But when I look at Michael and Taylor, I see so much of Michel. She was naive. She didn't understand how hard it is to raise a child and that she didn't possess the emotional maturity. At 56, Michel still struggles to care for herself, and it would not be fair on Michel to expect her to care for another person.
If my gran hadn't stepped in, there was nothing to stop Michel having more children. As many as she liked. And if it weren't for my grandparents, they all would have become wards of the state.
Last night, Michael said to the interviewer, "It's not that hard to have a kid. I know that some people say it's all about hard work but it's not — it's all about love and compassion that you have for your child." But it is. It's really hard.
I understand the argument espoused by disability advocates. Michel's body is her body, and no one else should decide what she does with it. My concern, however, is that they're not there at 3am changing a nappy. They have no responsibility to the child once they are born. They are not potentially sacrificing the rest of their lives caring for a child that they did not choose to have.
Astonished by the avalanche of condemnation for Michael & Taylor's parents. They seemed very loving & devoted to me #australianstory
— Emma Wynne (@em_wynne) October 3, 2016

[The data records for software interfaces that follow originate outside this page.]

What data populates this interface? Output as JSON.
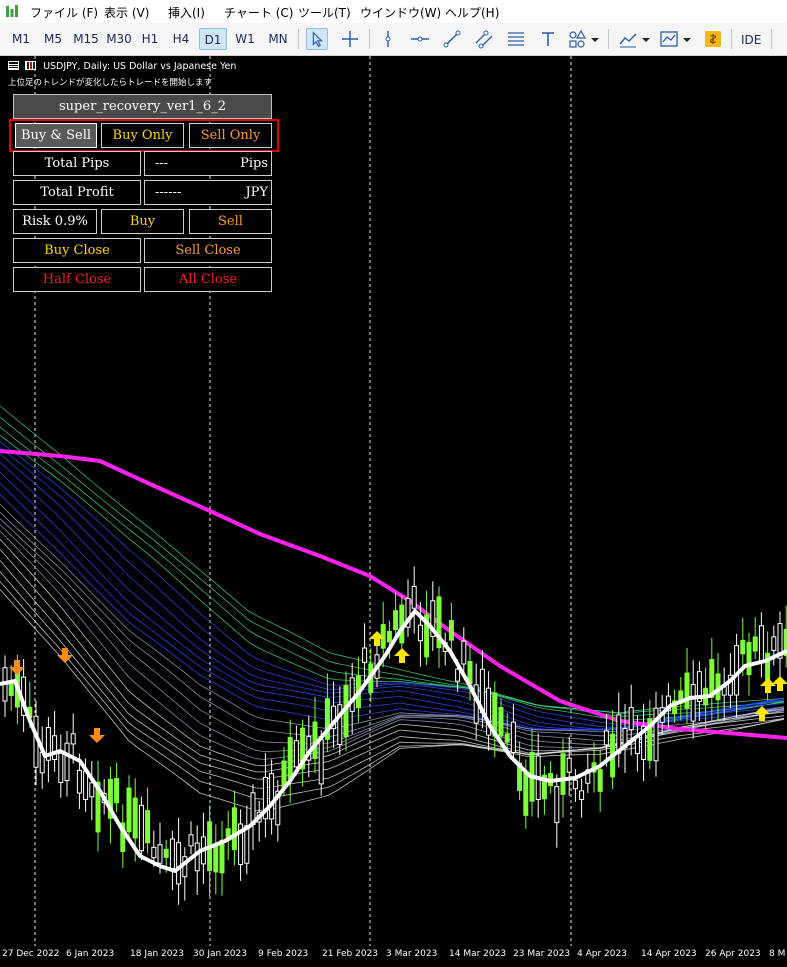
{
  "menu": {
    "items": [
      "ファイル (F)",
      "表示 (V)",
      "挿入(I)",
      "チャート (C)",
      "ツール(T)",
      "ウインドウ(W)",
      "ヘルプ(H)"
    ]
  },
  "toolbar": {
    "timeframes": [
      "M1",
      "M5",
      "M15",
      "M30",
      "H1",
      "H4",
      "D1",
      "W1",
      "MN"
    ],
    "active_timeframe": "D1",
    "ide_label": "IDE"
  },
  "chart": {
    "header": "USDJPY, Daily:  US Dollar vs Japanese Yen",
    "subtext": "上位足のトレンドが変化したらトレードを開始します",
    "dates": [
      "27 Dec 2022",
      "6 Jan 2023",
      "18 Jan 2023",
      "30 Jan 2023",
      "9 Feb 2023",
      "21 Feb 2023",
      "3 Mar 2023",
      "14 Mar 2023",
      "23 Mar 2023",
      "4 Apr 2023",
      "14 Apr 2023",
      "26 Apr 2023",
      "8 M"
    ],
    "colors": {
      "background": "#000000",
      "bull_candle": "#7dff3a",
      "bear_candle": "#ffffff",
      "trend_line": "#ffffff",
      "long_ma": "#ff22ee",
      "ribbon_green": "#3ddc84",
      "ribbon_blue": "#2d4dff",
      "buy_arrow": "#ffe600",
      "sell_arrow": "#ff8c1a"
    }
  },
  "panel": {
    "title": "super_recovery_ver1_6_2",
    "mode_buttons": [
      "Buy & Sell",
      "Buy Only",
      "Sell Only"
    ],
    "selected_mode": "Buy & Sell",
    "total_pips_label": "Total Pips",
    "total_pips_value": "---",
    "total_pips_unit": "Pips",
    "total_profit_label": "Total Profit",
    "total_profit_value": "------",
    "total_profit_unit": "JPY",
    "risk_label": "Risk 0.9%",
    "buy_label": "Buy",
    "sell_label": "Sell",
    "buy_close_label": "Buy Close",
    "sell_close_label": "Sell Close",
    "half_close_label": "Half Close",
    "all_close_label": "All Close",
    "colors": {
      "buy_only": "#ffd700",
      "sell_only": "#ff9a2a",
      "buy": "#ffd700",
      "sell": "#ff9a2a",
      "buy_close": "#ffd700",
      "sell_close": "#ff9a2a",
      "half_close": "#ff1a1a",
      "all_close": "#ff1a1a",
      "highlight_frame": "#e00000"
    }
  }
}
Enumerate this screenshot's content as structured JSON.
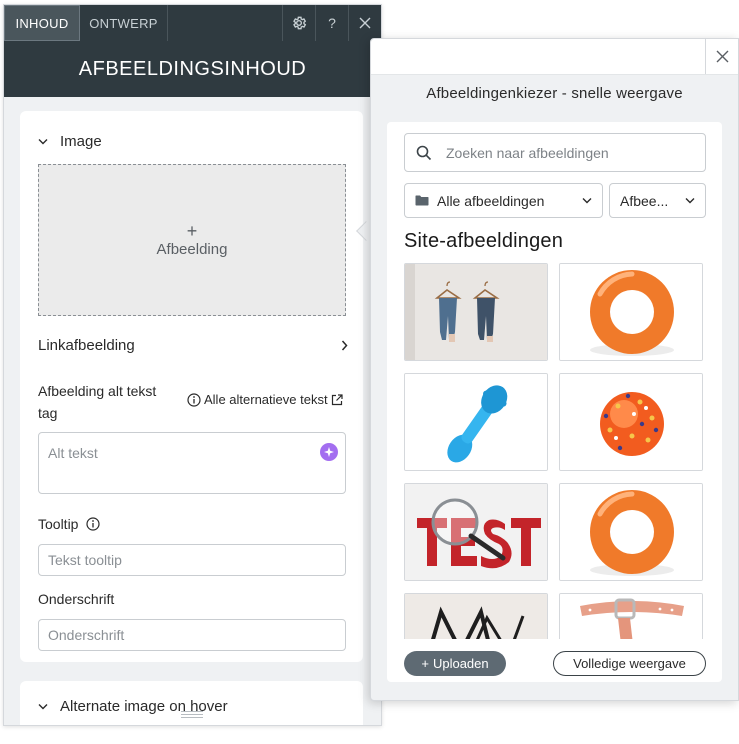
{
  "tabs": {
    "content": "INHOUD",
    "design": "ONTWERP"
  },
  "panel": {
    "title": "AFBEELDINGSINHOUD",
    "section_image": "Image",
    "drop_plus": "+",
    "drop_label": "Afbeelding",
    "link_label": "Linkafbeelding",
    "alt_label": "Afbeelding alt tekst tag",
    "alt_all_link": "Alle alternatieve tekst",
    "alt_placeholder": "Alt tekst",
    "tooltip_label": "Tooltip",
    "tooltip_placeholder": "Tekst tooltip",
    "caption_label": "Onderschrift",
    "caption_placeholder": "Onderschrift",
    "section_hover": "Alternate image on hover"
  },
  "picker": {
    "title": "Afbeeldingenkiezer - snelle weergave",
    "search_placeholder": "Zoeken naar afbeeldingen",
    "folder_select": "Alle afbeeldingen",
    "type_select": "Afbee...",
    "section_title": "Site-afbeeldingen",
    "images": [
      {
        "name": "jeans-on-hangers"
      },
      {
        "name": "orange-ring-toy"
      },
      {
        "name": "blue-dog-toy"
      },
      {
        "name": "orange-spiky-ball"
      },
      {
        "name": "test-magnifier"
      },
      {
        "name": "orange-ring-toy"
      },
      {
        "name": "monogram-mn"
      },
      {
        "name": "pink-collar"
      }
    ],
    "upload_label": "Uploaden",
    "upload_plus": "+",
    "full_view_label": "Volledige weergave"
  },
  "colors": {
    "header_dark": "#2f3a40",
    "ai_purple": "#a36ef0",
    "toy_orange": "#f07a2a",
    "toy_blue": "#2aa8e6"
  }
}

Although last night's Australian Story was extremely divisive, surely there is one thing we can agree on: there are no people in the universe who know Michael and Taylor better than their own parents. No people who have their best interests more at heart.
Catherine and Gavin Musk and Nikki and Simon Cox desperately want to do the right thing, and their only motivation is unwavering love for their children.
'Down syndrome' or 'intellectual disability' are in no way blanket terms. The diversity within these conditions varies enormously, and Michel and Taylor might not share the same story.
But I think we need to balance the idealised argument for "bodily integrity" with the practical implications of having a child who may need to be cared for for the rest of their lives.
To paraphrase Michael's father, Simon Cox, it will ultimately be the parents picking up the pieces.